### Problem details
The required result is a copy of each line below in which "rotate" appears.

### Extracted entries
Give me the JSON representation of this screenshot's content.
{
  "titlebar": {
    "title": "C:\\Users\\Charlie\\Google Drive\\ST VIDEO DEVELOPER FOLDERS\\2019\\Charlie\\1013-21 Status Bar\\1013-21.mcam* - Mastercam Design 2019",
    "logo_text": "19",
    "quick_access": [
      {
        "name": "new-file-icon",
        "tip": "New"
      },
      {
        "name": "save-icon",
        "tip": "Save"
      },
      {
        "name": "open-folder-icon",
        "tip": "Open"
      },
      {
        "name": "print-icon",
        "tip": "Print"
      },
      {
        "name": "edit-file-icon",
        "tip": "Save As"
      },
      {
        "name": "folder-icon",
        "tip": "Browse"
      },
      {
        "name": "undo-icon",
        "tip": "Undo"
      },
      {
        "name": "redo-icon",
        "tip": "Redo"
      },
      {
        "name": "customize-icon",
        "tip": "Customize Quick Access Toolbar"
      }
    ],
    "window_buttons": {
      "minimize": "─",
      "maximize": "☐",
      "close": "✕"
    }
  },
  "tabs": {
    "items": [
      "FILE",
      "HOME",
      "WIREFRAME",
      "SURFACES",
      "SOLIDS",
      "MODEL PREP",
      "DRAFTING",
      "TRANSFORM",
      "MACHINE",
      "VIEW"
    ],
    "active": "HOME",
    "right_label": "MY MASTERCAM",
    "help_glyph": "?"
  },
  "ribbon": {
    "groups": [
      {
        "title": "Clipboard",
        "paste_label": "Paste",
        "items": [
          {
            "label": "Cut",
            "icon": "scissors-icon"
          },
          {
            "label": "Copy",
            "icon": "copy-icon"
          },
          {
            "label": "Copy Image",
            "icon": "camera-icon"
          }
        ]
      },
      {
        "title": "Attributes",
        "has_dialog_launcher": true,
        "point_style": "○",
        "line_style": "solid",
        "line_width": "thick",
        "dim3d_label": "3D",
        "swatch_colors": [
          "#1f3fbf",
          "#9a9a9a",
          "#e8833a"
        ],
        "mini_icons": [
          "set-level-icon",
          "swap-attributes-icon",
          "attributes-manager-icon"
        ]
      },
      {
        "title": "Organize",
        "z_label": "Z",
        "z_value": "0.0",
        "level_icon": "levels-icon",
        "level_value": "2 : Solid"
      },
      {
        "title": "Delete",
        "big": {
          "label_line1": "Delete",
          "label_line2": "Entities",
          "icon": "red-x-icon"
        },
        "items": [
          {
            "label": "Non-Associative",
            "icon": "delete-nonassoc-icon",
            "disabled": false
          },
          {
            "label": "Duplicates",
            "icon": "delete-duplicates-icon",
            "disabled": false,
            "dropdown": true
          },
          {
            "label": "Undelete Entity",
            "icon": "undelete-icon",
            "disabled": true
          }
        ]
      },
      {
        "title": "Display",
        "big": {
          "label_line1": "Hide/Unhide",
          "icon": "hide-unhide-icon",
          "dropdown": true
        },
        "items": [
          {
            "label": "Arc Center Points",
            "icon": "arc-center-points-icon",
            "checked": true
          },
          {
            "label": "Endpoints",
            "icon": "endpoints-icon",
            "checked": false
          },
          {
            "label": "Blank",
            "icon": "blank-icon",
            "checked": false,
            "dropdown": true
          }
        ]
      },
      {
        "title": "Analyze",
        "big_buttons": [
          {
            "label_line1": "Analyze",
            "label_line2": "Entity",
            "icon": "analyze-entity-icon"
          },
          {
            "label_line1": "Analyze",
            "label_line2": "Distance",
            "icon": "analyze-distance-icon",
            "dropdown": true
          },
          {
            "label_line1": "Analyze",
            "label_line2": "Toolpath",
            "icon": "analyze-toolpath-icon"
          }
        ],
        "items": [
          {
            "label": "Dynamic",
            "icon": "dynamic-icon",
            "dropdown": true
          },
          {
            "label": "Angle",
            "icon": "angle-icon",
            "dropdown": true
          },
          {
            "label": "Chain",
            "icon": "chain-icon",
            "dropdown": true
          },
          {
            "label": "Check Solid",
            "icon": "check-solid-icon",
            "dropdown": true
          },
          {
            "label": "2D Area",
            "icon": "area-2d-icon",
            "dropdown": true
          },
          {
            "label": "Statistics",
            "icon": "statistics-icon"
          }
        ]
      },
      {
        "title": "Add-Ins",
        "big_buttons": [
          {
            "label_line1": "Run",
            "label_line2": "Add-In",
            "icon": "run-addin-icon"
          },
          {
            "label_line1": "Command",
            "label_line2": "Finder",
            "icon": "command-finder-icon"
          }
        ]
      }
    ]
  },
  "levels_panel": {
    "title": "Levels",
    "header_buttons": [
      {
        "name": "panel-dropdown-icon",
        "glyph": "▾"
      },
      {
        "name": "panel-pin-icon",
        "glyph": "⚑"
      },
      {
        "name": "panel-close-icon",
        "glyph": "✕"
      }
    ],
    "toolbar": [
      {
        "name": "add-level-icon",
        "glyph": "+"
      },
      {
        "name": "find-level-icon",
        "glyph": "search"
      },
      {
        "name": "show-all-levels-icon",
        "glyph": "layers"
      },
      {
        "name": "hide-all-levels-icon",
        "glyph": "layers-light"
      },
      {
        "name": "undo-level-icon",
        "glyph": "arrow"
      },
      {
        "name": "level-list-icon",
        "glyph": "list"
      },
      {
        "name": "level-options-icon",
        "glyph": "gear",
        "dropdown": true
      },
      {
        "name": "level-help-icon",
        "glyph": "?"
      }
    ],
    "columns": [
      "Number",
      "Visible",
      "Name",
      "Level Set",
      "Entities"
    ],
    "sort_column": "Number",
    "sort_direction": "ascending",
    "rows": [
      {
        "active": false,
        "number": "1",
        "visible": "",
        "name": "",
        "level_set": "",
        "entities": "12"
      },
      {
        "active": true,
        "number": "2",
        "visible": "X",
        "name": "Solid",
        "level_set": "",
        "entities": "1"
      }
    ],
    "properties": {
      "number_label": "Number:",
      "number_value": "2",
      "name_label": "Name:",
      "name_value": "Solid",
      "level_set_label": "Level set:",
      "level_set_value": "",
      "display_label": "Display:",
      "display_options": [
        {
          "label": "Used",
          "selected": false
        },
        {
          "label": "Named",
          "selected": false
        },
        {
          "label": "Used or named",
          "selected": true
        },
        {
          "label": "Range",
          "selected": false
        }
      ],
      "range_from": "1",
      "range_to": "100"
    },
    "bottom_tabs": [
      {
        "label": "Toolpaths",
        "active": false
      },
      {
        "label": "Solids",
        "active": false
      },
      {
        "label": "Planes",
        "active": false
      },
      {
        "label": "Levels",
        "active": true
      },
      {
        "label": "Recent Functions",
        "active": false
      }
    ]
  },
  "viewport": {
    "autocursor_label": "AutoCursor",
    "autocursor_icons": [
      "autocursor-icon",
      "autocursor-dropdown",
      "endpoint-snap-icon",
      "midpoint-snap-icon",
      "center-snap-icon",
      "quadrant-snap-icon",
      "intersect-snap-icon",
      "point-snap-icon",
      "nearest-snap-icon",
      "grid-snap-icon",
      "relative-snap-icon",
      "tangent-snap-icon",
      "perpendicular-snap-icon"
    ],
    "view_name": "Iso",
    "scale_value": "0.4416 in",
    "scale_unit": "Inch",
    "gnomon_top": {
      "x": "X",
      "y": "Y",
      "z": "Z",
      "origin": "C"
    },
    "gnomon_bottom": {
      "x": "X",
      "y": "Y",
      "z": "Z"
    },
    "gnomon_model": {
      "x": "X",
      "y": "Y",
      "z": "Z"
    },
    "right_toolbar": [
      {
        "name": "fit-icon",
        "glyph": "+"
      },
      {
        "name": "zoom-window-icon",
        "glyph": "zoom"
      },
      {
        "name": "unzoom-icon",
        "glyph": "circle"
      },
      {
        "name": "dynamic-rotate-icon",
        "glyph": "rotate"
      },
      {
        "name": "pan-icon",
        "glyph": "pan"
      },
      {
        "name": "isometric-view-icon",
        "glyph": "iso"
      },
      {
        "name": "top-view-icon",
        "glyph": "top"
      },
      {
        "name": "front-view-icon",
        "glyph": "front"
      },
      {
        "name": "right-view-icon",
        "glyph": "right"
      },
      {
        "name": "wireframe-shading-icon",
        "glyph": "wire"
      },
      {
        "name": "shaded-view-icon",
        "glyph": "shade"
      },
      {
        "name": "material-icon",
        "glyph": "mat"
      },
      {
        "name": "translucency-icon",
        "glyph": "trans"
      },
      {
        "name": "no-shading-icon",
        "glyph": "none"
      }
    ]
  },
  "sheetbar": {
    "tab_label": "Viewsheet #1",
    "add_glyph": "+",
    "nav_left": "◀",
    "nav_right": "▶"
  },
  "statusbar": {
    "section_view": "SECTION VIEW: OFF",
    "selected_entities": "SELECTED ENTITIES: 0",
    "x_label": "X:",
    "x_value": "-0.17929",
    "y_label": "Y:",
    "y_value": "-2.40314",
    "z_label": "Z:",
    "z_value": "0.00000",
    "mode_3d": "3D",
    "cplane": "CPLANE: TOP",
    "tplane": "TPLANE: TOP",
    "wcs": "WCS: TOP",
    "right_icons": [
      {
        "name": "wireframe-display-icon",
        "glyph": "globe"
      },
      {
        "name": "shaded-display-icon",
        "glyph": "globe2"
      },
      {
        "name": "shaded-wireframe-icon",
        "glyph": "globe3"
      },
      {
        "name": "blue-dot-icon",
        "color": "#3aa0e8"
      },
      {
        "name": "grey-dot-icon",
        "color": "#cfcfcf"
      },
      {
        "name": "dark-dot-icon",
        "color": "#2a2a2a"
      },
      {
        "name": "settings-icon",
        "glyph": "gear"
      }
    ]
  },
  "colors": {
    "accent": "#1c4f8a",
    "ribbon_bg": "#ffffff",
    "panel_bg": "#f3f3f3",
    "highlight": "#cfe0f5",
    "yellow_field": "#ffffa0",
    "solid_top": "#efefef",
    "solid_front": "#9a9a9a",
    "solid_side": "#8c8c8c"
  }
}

### The completed task
        "name": "dynamic-rotate-icon",
        "glyph": "rotate"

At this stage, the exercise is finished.